Amsterdam
Bedrijven, Commercieel, Cultuur, Leisure, Openbare ruimte, Wonen
 

Damrak: then, now and forever

A ‘snack stall boulevard’. A ‘sex and souvenirs avenue’. ‘The ugliest spot in Amsterdam’. People’s associations with Damrak leave much to be desired. For many foreign visitors, this street forms their first impression of our capital city or even the Netherlands, and yet this calling card has been blighted for years. This is set to change, however. As part of the ‘red carpet project’, the new Damrak is scheduled for completion in 2019.

Damrak used to form part of the Amstel. Ships were loaded and unloaded over the entire width of what is now the street. In connection with, among other things, the construction of Centraal Station, in the nineteenth century Damrak was filled in. The railway station was to be Amsterdam’s new city gateway and Damrak was the logical route to the city centre. Filling in Damrak would create a spacious avenue from the station to the city centre, as in many nineteenth-century European cities. This space was soon reduced, however, due to the construction of Zocher’s exchange building on the Dam – demolished in 1903 – and later Berlage’s Exchange and the Bijenkorf department store on the east side of the street.

Today, Damrak is not the welcoming entrance you would expect from a city such as Amsterdam. Many people are familiar with the Victoria Hotel on the side of the station and of course Berlage’s Exchange, the Bijenkorf and the C&A building on the city side, but no one can really say what lies in between. The one hundred thousand people, among whom are many tourists, who pass through this street every day have given rise to fast food outlets, souvenir shops, amusement arcades and louche bars. The unusual facades of some of the buildings are scarcely noticeable amidst the billboards and neon signs. Surrounded by dilapidated buildings, for example, is the office building and warehouse ‘De Utrecht’ by J.F. Staal and A.J. Kropholler. The office building has Jugendstil features, while the warehouse is built in a rather abstract, more modern style. The potential is there, thus, it just has to be brought out.
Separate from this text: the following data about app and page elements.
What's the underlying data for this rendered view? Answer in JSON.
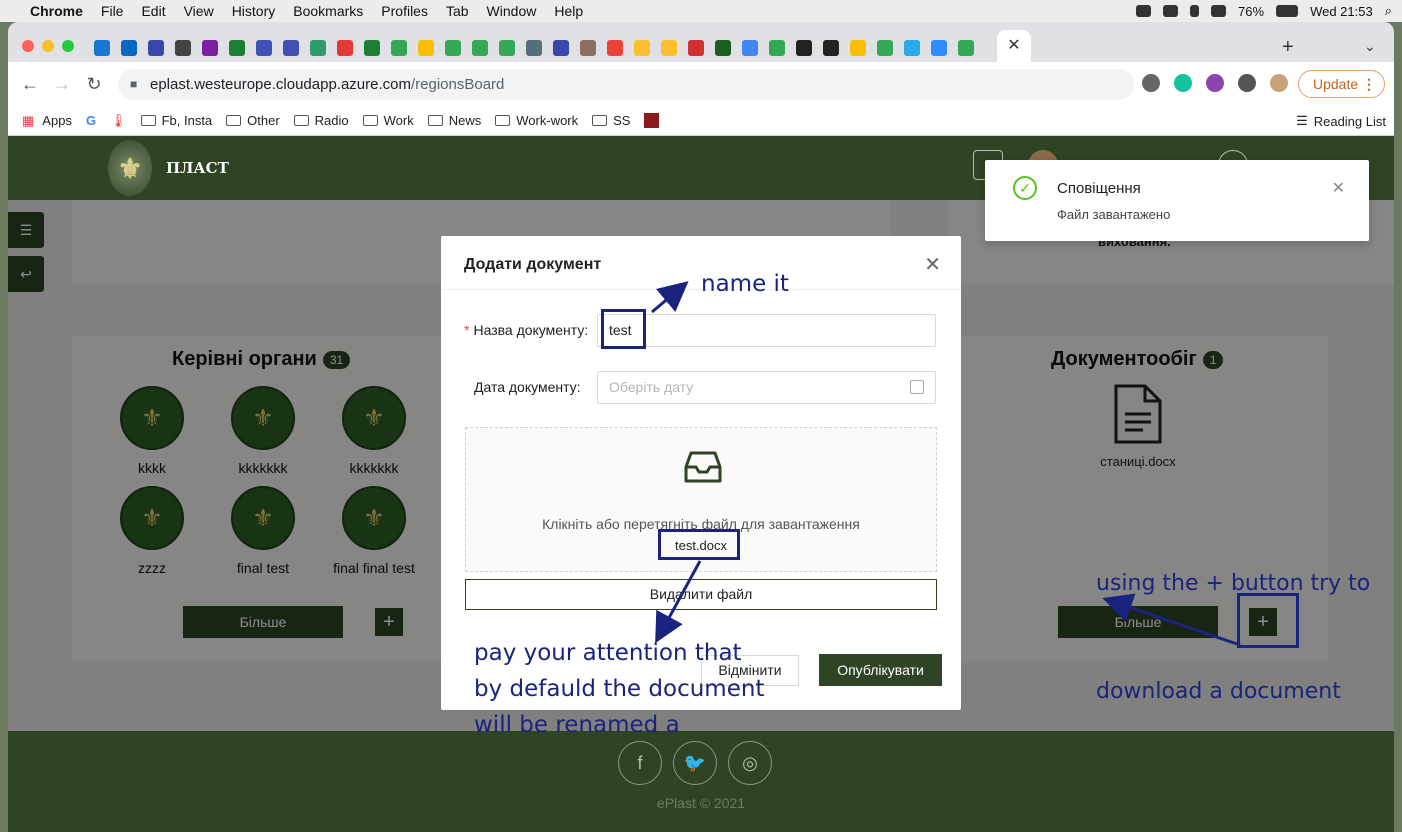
{
  "menubar": {
    "app": "Chrome",
    "items": [
      "File",
      "Edit",
      "View",
      "History",
      "Bookmarks",
      "Profiles",
      "Tab",
      "Window",
      "Help"
    ],
    "battery": "76%",
    "clock": "Wed 21:53"
  },
  "browser": {
    "url_host": "eplast.westeurope.cloudapp.azure.com",
    "url_path": "/regionsBoard",
    "update_label": "Update",
    "bookmarks": {
      "apps": "Apps",
      "items": [
        "Fb, Insta",
        "Other",
        "Radio",
        "Work",
        "News",
        "Work-work",
        "SS"
      ],
      "reading_list": "Reading List"
    }
  },
  "site": {
    "logo_text": "ПЛАСТ",
    "governing_bodies": {
      "title": "Керівні органи",
      "count": "31",
      "items": [
        "kkkk",
        "kkkkkkk",
        "kkkkkkk",
        "zzzz",
        "final test",
        "final final test"
      ],
      "more_label": "Більше",
      "plus_label": "+"
    },
    "doc_flow": {
      "title": "Документообіг",
      "count": "1",
      "file_name": "станиці.docx",
      "more_label": "Більше",
      "plus_label": "+"
    },
    "right_card_text": "виховання.",
    "footer_copyright": "ePlast © 2021"
  },
  "modal": {
    "title": "Додати документ",
    "name_label": "Назва документу",
    "name_value": "test",
    "date_label": "Дата документу",
    "date_placeholder": "Оберіть дату",
    "dropzone_text": "Клікніть або перетягніть файл для завантаження",
    "uploaded_file": "test.docx",
    "delete_label": "Видалити файл",
    "cancel_label": "Відмінити",
    "publish_label": "Опублікувати"
  },
  "notification": {
    "title": "Сповіщення",
    "message": "Файл завантажено"
  },
  "annotations": {
    "name_it": "name it",
    "attention_line1": "pay your attention that",
    "attention_line2": "by defauld the document",
    "attention_line3": "will be renamed a",
    "plus_line1": "using the + button try to",
    "plus_line2": "download a document"
  },
  "colors": {
    "brand_green": "#2f4424",
    "annotation_blue": "#1a237e",
    "success_green": "#52c41a"
  }
}
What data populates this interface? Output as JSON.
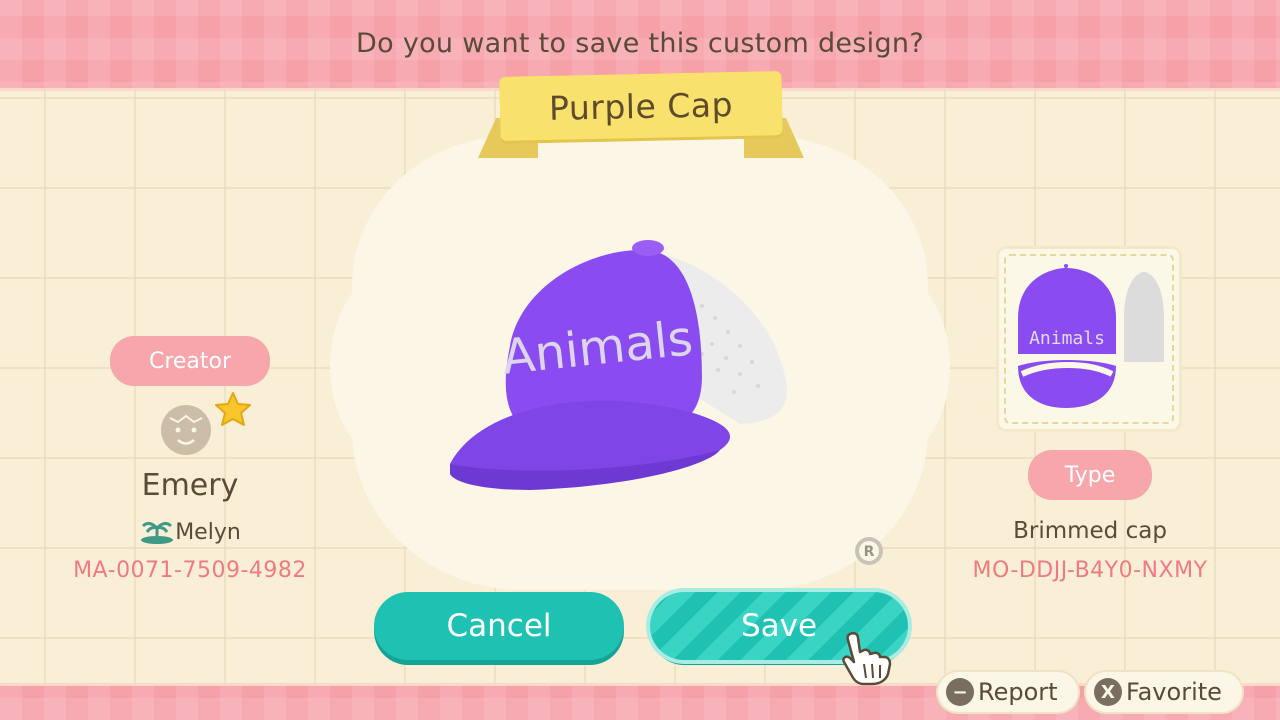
{
  "dialog": {
    "question": "Do you want to save this custom design?",
    "design_title": "Purple Cap"
  },
  "creator": {
    "label": "Creator",
    "name": "Emery",
    "island": "Melyn",
    "creator_code": "MA-0071-7509-4982"
  },
  "design": {
    "type_label": "Type",
    "type_value": "Brimmed cap",
    "design_code": "MO-DDJJ-B4Y0-NXMY",
    "cap_text": "Animals",
    "cap_color": "#8a4cf0"
  },
  "buttons": {
    "cancel": "Cancel",
    "save": "Save"
  },
  "prompts": {
    "report_key": "−",
    "report": "Report",
    "favorite_key": "X",
    "favorite": "Favorite"
  },
  "colors": {
    "accent_teal": "#1fc2b2",
    "pink": "#f6a0a8",
    "code_pink": "#f07a84",
    "banner_yellow": "#f8e16c"
  }
}
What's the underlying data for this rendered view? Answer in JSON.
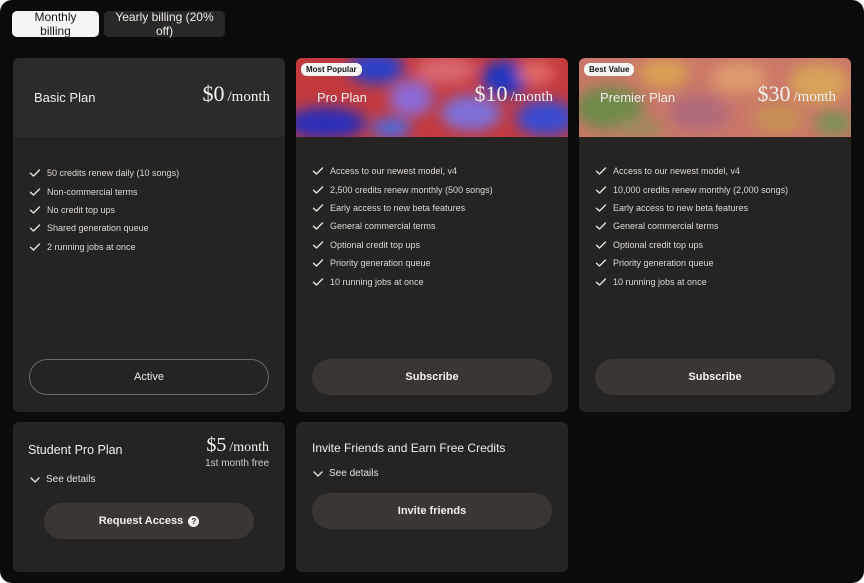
{
  "billing_toggle": {
    "monthly_label": "Monthly billing",
    "yearly_label": "Yearly billing (20% off)",
    "selected": "monthly"
  },
  "plans": [
    {
      "name": "Basic Plan",
      "price": "$0",
      "period": "/month",
      "badge": "",
      "features": [
        "50 credits renew daily (10 songs)",
        "Non-commercial terms",
        "No credit top ups",
        "Shared generation queue",
        "2 running jobs at once"
      ],
      "cta": "Active"
    },
    {
      "name": "Pro Plan",
      "price": "$10",
      "period": "/month",
      "badge": "Most Popular",
      "features": [
        "Access to our newest model, v4",
        "2,500 credits renew monthly (500 songs)",
        "Early access to new beta features",
        "General commercial terms",
        "Optional credit top ups",
        "Priority generation queue",
        "10 running jobs at once"
      ],
      "cta": "Subscribe"
    },
    {
      "name": "Premier Plan",
      "price": "$30",
      "period": "/month",
      "badge": "Best Value",
      "features": [
        "Access to our newest model, v4",
        "10,000 credits renew monthly (2,000 songs)",
        "Early access to new beta features",
        "General commercial terms",
        "Optional credit top ups",
        "Priority generation queue",
        "10 running jobs at once"
      ],
      "cta": "Subscribe"
    }
  ],
  "student": {
    "name": "Student Pro Plan",
    "price": "$5",
    "period": "/month",
    "note": "1st month free",
    "details": "See details",
    "cta": "Request Access",
    "help_icon": "?"
  },
  "invite": {
    "title": "Invite Friends and Earn Free Credits",
    "details": "See details",
    "cta": "Invite friends"
  },
  "colors": {
    "background": "#0c0b0b",
    "card": "#262423",
    "card_header": "#2d2b2a",
    "button_filled": "#393634",
    "text": "#e8e6e3"
  },
  "icons": {
    "feature": "check-icon",
    "details": "chevron-down-icon",
    "help": "question-circle-icon"
  }
}
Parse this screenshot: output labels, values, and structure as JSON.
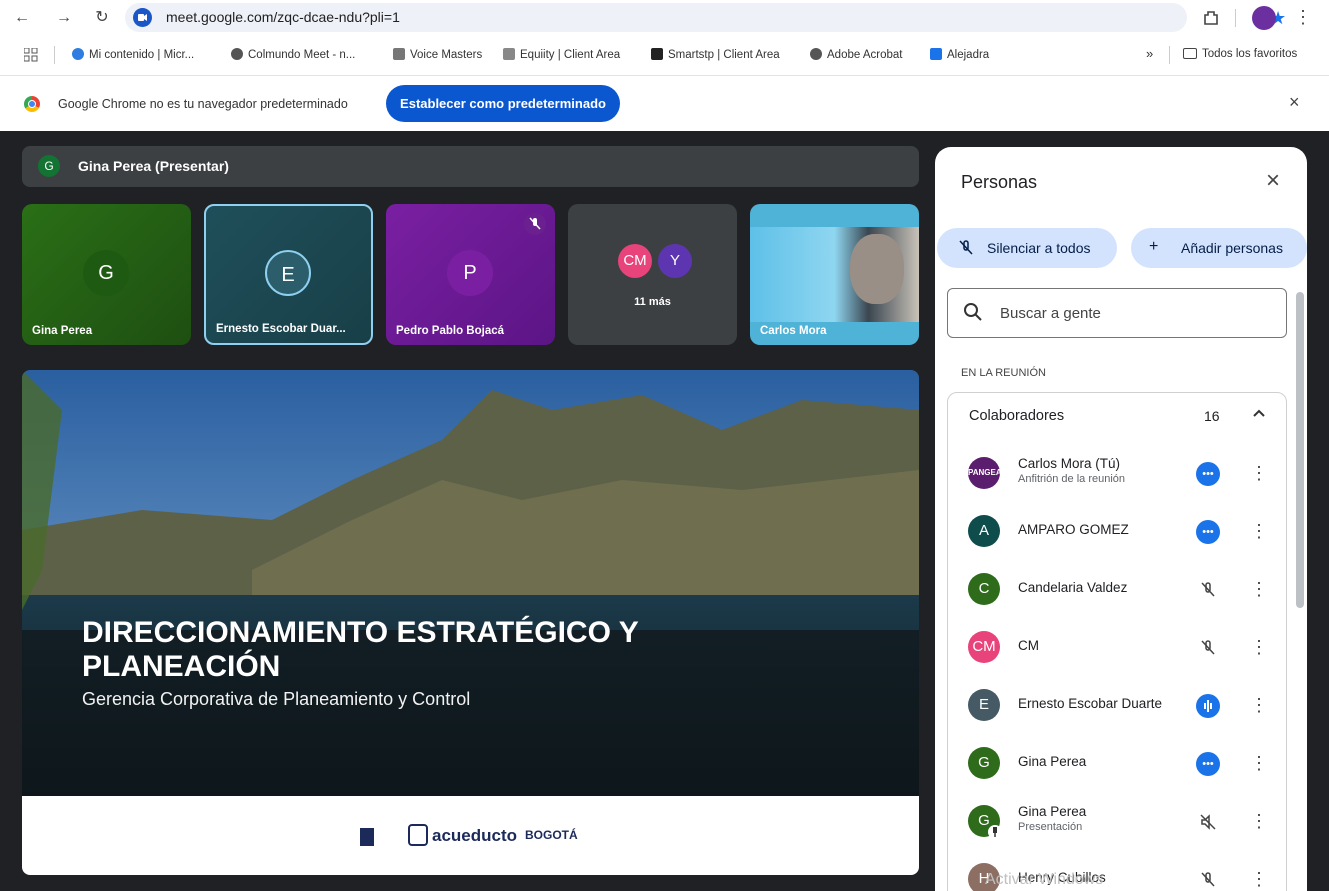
{
  "browser": {
    "url": "meet.google.com/zqc-dcae-ndu?pli=1"
  },
  "bookmarks": {
    "items": [
      {
        "label": "Mi contenido | Micr..."
      },
      {
        "label": "Colmundo Meet - n..."
      },
      {
        "label": "Voice Masters"
      },
      {
        "label": "Equiity | Client Area"
      },
      {
        "label": "Smartstp | Client Area"
      },
      {
        "label": "Adobe Acrobat"
      },
      {
        "label": "Alejadra"
      }
    ],
    "overflow": "»",
    "all_favorites": "Todos los favoritos"
  },
  "infobar": {
    "message": "Google Chrome no es tu navegador predeterminado",
    "button": "Establecer como predeterminado",
    "close": "×"
  },
  "meet": {
    "presenter": {
      "initial": "G",
      "label": "Gina Perea (Presentar)"
    },
    "tiles": [
      {
        "initial": "G",
        "name": "Gina Perea"
      },
      {
        "initial": "E",
        "name": "Ernesto Escobar Duar..."
      },
      {
        "initial": "P",
        "name": "Pedro Pablo Bojacá"
      },
      {
        "initials": [
          "CM",
          "Y"
        ],
        "more": "11 más"
      },
      {
        "name": "Carlos Mora"
      }
    ],
    "slide": {
      "title": "DIRECCIONAMIENTO ESTRATÉGICO Y PLANEACIÓN",
      "subtitle": "Gerencia Corporativa de Planeamiento y Control",
      "footer_brand": "acueducto",
      "footer_city": "BOGOTÁ"
    }
  },
  "panel": {
    "title": "Personas",
    "mute_all": "Silenciar a todos",
    "add_people": "Añadir personas",
    "search_placeholder": "Buscar a gente",
    "section": "EN LA REUNIÓN",
    "group_label": "Colaboradores",
    "group_count": "16",
    "people": [
      {
        "initial": "",
        "name": "Carlos Mora (Tú)",
        "sub": "Anfitrión de la reunión",
        "status": "more"
      },
      {
        "initial": "A",
        "name": "AMPARO GOMEZ",
        "sub": "",
        "status": "more"
      },
      {
        "initial": "C",
        "name": "Candelaria Valdez",
        "sub": "",
        "status": "muted"
      },
      {
        "initial": "CM",
        "name": "CM",
        "sub": "",
        "status": "muted"
      },
      {
        "initial": "E",
        "name": "Ernesto Escobar Duarte",
        "sub": "",
        "status": "speaking"
      },
      {
        "initial": "G",
        "name": "Gina Perea",
        "sub": "",
        "status": "more"
      },
      {
        "initial": "G",
        "name": "Gina Perea",
        "sub": "Presentación",
        "status": "audio-off"
      },
      {
        "initial": "H",
        "name": "Henry Cubillos",
        "sub": "",
        "status": "muted"
      }
    ]
  },
  "watermark": "Activar Windows"
}
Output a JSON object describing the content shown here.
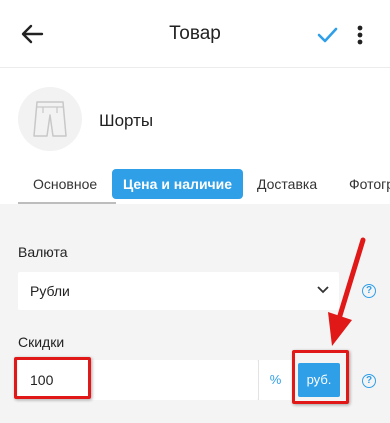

On the initiative of the local council, since 2003 work has been underway on a plan to improve the public space between Centraal Station and Weteringcircuit. This route and the plan are called ‘Rode Loper’ (red carpet). Damrak is the start of the ‘red carpet’ and is thus a key component of the plan. The aim is to absorb the increase in pedestrians due to the growing tourism and the new North/South metro line by widening the pavement on both sides of the street. In addition, more space is to be created by removing the coach stops. Beursplein between the Bijenkorf and Berlage’s Exchange is to become a whole with Damrak once more and is to be organized as a place in which to linger. Berlage’s Exchange itself is to have a more public function. The idea is to create an entrance to Amsterdam with a unified whole of shops and restaurants selling Amsterdam or Netherlands related products. Not the cheeses and clogs of the souvenir shops, but rather design goods.

Park Plaza is to open an Art’otel hotel, in which art, culture and architecture play a key role. It is to be housed in the Kadaster building next to Hotel Victoria and is scheduled to open in 2011. The city council has withdrawn the licences of a number of hotels and restaurants and has purchased a number of buildings. As a result, a start can now be made on upgrading the street. The modernist C&A building is to be completely redeveloped. Concrete plans for this have yet to been drawn up, but C&A’s offices already house the Arts & Crafts Lab, a temporary creative breeding ground for a mix of individual artists, innovative commercial companies and organizations in the creative sector. Hopefully, this is just the beginning and Damrak’s new look will gradually be revealed over the coming years. (ARCAM/Rozemarijn Stam)